[Published in J Watch Gen Med, March 18, 2010 – Jamaluddin Moloo, MD, MPH.]

Emergency Department Wait Time and Visit Length: Up, Up, and Away

Key point: Wait times and visit length vary widely among EDs.
Citation: Horwitz LI, Green J, Bradley EH, et al. U.S. emergency department performance on wait time and length of visit. Ann Emerg Med. 55(2): 133-141.

The National Quality Forum has endorsed a set of consensus standards for emergency care quality that include measures of ED wait time and visit length for admitted and discharged patients.

In a retrospective cross-sectional study, these authors used data from the 2006 National Hospital Ambulatory Medical Care Survey to examine wait time and visit length for a random sample of 33,849 patient visits to 364 U.S. EDs.

Mean and median wait times were 52.4 and 34.0 minutes, respectively. Mean and median visit length were 4.9 and 4.3 hours, respectively, for admitted patients and 3.0 and 2.3 hours, respectively, for discharged patients.

As we continue to grapple with increasing patient volumes and illness acuity, we need to be prepared for the fact that hospital-specific ED quality metrics, including wait time and visit length, will be publicly reported.
Although brining this information into the public domain may help emergency physicians press their case for more resources, meaningful change will require significant process redesign.

[Published in J Watch Emerg Med, March 12, 2010 – Richard D. Zane, MD, FAAEM.]

Preventing Sudden Cardiac Death in Athletes

Key point: Screening, theoretically, is cost-effective, but many practical barriers remain.

Citations: Wheeler MT, Heidenreich PA, Froelicher VF, et al. Cost-effectiveness of preparticipation screening for prevention of sudden cardiac death in young athletes. Ann Intern Med. 2010; 152(2): 276-286.

Baggish AL, Hutter AM, Wang F, et al. Cardiovascular screening in college athletes with and without electrocardiography: A cross-sectional study. Ann Intern Med. 2010; 152(2): 269-275.
Maron BJ. National electrocardiography screening for competitive athletes: Feasible in the United States? Ann Intern Med. 2010; 152(2): 324-326.

About 90 young U.S. athletes suffer sudden cardiac death (SCD) annually. The International Olympic Committee and other organizations recommend electrocardiography (ECG) screening for athletes. In two studies, researchers explored this proposal for U.S. high school and college athletes.
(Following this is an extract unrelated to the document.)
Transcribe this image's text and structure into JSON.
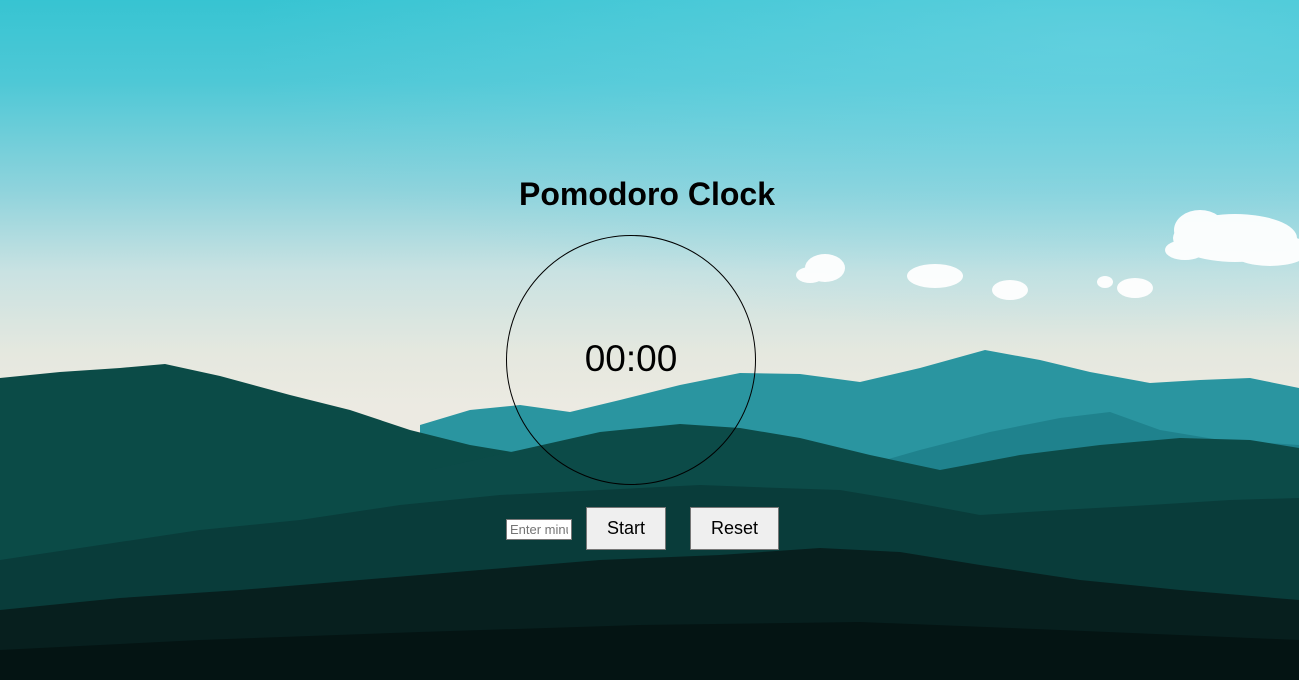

In a decision analysis, investigators modeled the efficacy and costs for one-time screening of student athletes for known SCD risk factors (e.g., prolonged QT interval, left ventricular hypertrophy), considering published estimates of prevalence, screening accuracy, SCD risk, screening and follow-up costs, and treatment effectiveness.

History and physical examination (H&P) alone saved 0.56 life-years per 1,000 athletes screened at a cost of $199,000 per life-year saved compared with no screening. Adding ECG to H&P saved an additional 2.1 life-years per 1,000 athletes screened at a total cost of about $76,000 per life-year saved. ECG alone was more cost-effective than H&P alone.
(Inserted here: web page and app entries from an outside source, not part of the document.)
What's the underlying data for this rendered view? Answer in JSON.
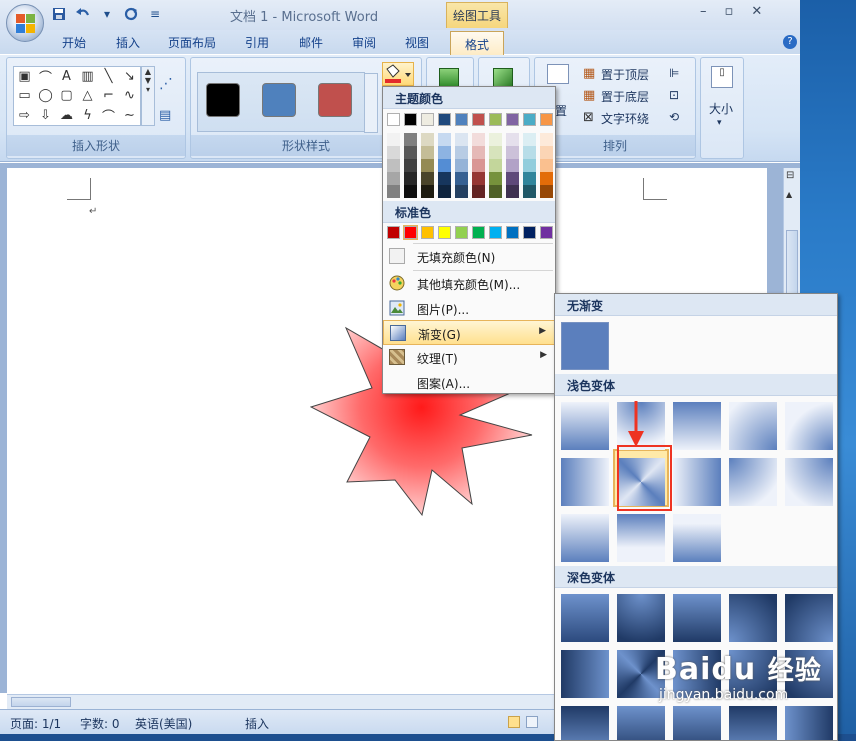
{
  "window": {
    "title": "文档 1 - Microsoft Word",
    "contextual_tab_group": "绘图工具"
  },
  "tabs": [
    {
      "label": "开始"
    },
    {
      "label": "插入"
    },
    {
      "label": "页面布局"
    },
    {
      "label": "引用"
    },
    {
      "label": "邮件"
    },
    {
      "label": "审阅"
    },
    {
      "label": "视图"
    },
    {
      "label": "格式",
      "active": true
    }
  ],
  "ribbon": {
    "groups": {
      "insert_shapes": "插入形状",
      "shape_styles": "形状样式",
      "arrange": "排列",
      "size": "大小"
    },
    "arrange": {
      "bring_front": "置于顶层",
      "send_back": "置于底层",
      "text_wrap": "文字环绕",
      "position_fragment": "置"
    },
    "style_swatches": [
      "#000000",
      "#4f81bd",
      "#c0504d"
    ]
  },
  "fill_menu": {
    "theme_header": "主题颜色",
    "standard_header": "标准色",
    "theme_colors": [
      "#ffffff",
      "#000000",
      "#eeece1",
      "#1f497d",
      "#4f81bd",
      "#c0504d",
      "#9bbb59",
      "#8064a2",
      "#4bacc6",
      "#f79646"
    ],
    "shades": [
      [
        "#f2f2f2",
        "#d9d9d9",
        "#bfbfbf",
        "#a6a6a6",
        "#808080"
      ],
      [
        "#7f7f7f",
        "#595959",
        "#404040",
        "#262626",
        "#0d0d0d"
      ],
      [
        "#ddd9c3",
        "#c4bd97",
        "#948a54",
        "#4a452a",
        "#1d1b10"
      ],
      [
        "#c6d9f0",
        "#8db3e2",
        "#548dd4",
        "#17365d",
        "#0f243e"
      ],
      [
        "#dbe5f1",
        "#b8cce4",
        "#95b3d7",
        "#366092",
        "#244061"
      ],
      [
        "#f2dcdb",
        "#e5b9b7",
        "#d99694",
        "#953734",
        "#632423"
      ],
      [
        "#ebf1dd",
        "#d7e3bc",
        "#c3d69b",
        "#76923c",
        "#4f6128"
      ],
      [
        "#e5e0ec",
        "#ccc1d9",
        "#b2a2c7",
        "#5f497a",
        "#3f3151"
      ],
      [
        "#dbeef3",
        "#b7dde8",
        "#92cddc",
        "#31859b",
        "#205867"
      ],
      [
        "#fdeada",
        "#fbd5b5",
        "#fac08f",
        "#e36c09",
        "#974806"
      ]
    ],
    "standard_colors": [
      "#c00000",
      "#ff0000",
      "#ffc000",
      "#ffff00",
      "#92d050",
      "#00b050",
      "#00b0f0",
      "#0070c0",
      "#002060",
      "#7030a0"
    ],
    "items": [
      {
        "label": "无填充颜色(N)",
        "icon": "no-fill-icon"
      },
      {
        "label": "其他填充颜色(M)...",
        "icon": "palette-icon"
      },
      {
        "label": "图片(P)...",
        "icon": "picture-icon"
      },
      {
        "label": "渐变(G)",
        "icon": "gradient-icon",
        "has_submenu": true,
        "highlighted": true
      },
      {
        "label": "纹理(T)",
        "icon": "texture-icon",
        "has_submenu": true
      },
      {
        "label": "图案(A)...",
        "icon": ""
      }
    ]
  },
  "gradient_submenu": {
    "no_gradient": "无渐变",
    "light_variants": "浅色变体",
    "dark_variants": "深色变体",
    "light_count": 13,
    "dark_count": 15,
    "selected_light_index": 6
  },
  "status_bar": {
    "page": "页面: 1/1",
    "words": "字数: 0",
    "language": "英语(美国)",
    "mode": "插入"
  },
  "watermark": {
    "brand": "Baidu",
    "cn": "经验",
    "url": "jingyan.baidu.com"
  },
  "icons": {
    "save": "save-icon",
    "undo": "undo-icon",
    "redo": "redo-icon",
    "help": "help-icon"
  }
}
In the second study, 510 Harvard University athletes were screened with H&P, ECG, and transthoracic echocardiography (TTE; the gold standard). Clinicians who performed ECG and TTE were blinded to H&P results and vice versa. Of 11 TTE findings considered to be significant, five were identified by H&P alone, and five were detected by ECG alone; of three TTE findings that resulted in restriction form sports participation, one was identified by H&P alone, and two were detected by ECG alone. However, 78 athletes (15%) exhibited abnormalities on ECG that were false-positives and did not result in restriction from sports; many of these “abnormalities” (e.g., increased QRS voltage) represented physiologic remodeling.
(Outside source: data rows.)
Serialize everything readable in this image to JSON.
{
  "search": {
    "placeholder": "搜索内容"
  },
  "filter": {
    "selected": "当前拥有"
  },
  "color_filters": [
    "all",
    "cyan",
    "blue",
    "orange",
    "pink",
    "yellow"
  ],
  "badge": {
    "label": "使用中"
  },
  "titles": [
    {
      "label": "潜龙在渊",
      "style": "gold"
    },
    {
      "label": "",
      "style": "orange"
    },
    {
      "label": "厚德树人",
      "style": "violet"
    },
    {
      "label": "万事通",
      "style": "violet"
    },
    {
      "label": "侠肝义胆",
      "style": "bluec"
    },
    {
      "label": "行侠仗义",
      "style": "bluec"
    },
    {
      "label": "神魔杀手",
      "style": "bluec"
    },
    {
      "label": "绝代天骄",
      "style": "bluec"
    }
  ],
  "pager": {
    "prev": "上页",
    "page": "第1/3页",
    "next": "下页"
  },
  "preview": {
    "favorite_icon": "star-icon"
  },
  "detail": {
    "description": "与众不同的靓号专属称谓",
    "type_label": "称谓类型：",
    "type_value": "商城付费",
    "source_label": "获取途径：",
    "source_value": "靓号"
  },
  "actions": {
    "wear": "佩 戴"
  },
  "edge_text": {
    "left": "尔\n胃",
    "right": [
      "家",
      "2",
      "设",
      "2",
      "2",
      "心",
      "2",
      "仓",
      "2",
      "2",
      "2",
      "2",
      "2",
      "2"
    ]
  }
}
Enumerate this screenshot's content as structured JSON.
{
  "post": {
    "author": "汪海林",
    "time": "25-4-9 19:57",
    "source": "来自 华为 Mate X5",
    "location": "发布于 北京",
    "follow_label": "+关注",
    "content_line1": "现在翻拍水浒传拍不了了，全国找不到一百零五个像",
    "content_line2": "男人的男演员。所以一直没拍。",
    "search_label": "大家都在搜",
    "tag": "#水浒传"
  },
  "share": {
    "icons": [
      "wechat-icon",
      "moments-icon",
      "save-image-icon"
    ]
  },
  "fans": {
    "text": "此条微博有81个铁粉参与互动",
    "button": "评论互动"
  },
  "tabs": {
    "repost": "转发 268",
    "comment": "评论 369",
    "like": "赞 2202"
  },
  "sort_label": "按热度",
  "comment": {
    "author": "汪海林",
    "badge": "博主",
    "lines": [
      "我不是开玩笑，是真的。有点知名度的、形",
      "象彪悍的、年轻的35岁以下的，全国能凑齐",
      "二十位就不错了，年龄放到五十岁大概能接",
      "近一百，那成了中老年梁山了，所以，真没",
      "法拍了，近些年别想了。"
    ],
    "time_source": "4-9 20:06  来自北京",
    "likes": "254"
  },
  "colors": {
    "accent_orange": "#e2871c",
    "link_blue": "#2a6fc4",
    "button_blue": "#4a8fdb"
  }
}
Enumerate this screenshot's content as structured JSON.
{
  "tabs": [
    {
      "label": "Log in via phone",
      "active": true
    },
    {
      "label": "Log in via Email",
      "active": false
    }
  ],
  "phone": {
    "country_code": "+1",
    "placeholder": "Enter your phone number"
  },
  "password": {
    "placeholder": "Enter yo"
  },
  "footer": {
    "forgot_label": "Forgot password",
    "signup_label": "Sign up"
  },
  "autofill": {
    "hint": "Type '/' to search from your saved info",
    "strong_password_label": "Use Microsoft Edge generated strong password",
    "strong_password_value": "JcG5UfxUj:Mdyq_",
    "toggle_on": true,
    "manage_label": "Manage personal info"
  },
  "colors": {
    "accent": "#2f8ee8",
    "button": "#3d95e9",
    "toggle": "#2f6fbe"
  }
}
The authors of the first study note that actual ECG interpretations are highly carriable and that a high threshold for suspicion was used in the theoretical model. An editorialist noted that most SCD occurs in non-athletes, that a widespread U.S. program would cost about $2 billion initially (and that cost would recur if screening was performed annually), and that substantial legal liability could accrue to physicians who must enforce disqualification decisions.

[Published in J Watch Gen Med, March 11, 2010 – Thomas L. Schwenk, MD.]

Abstracts in Urgent Care: May, 2010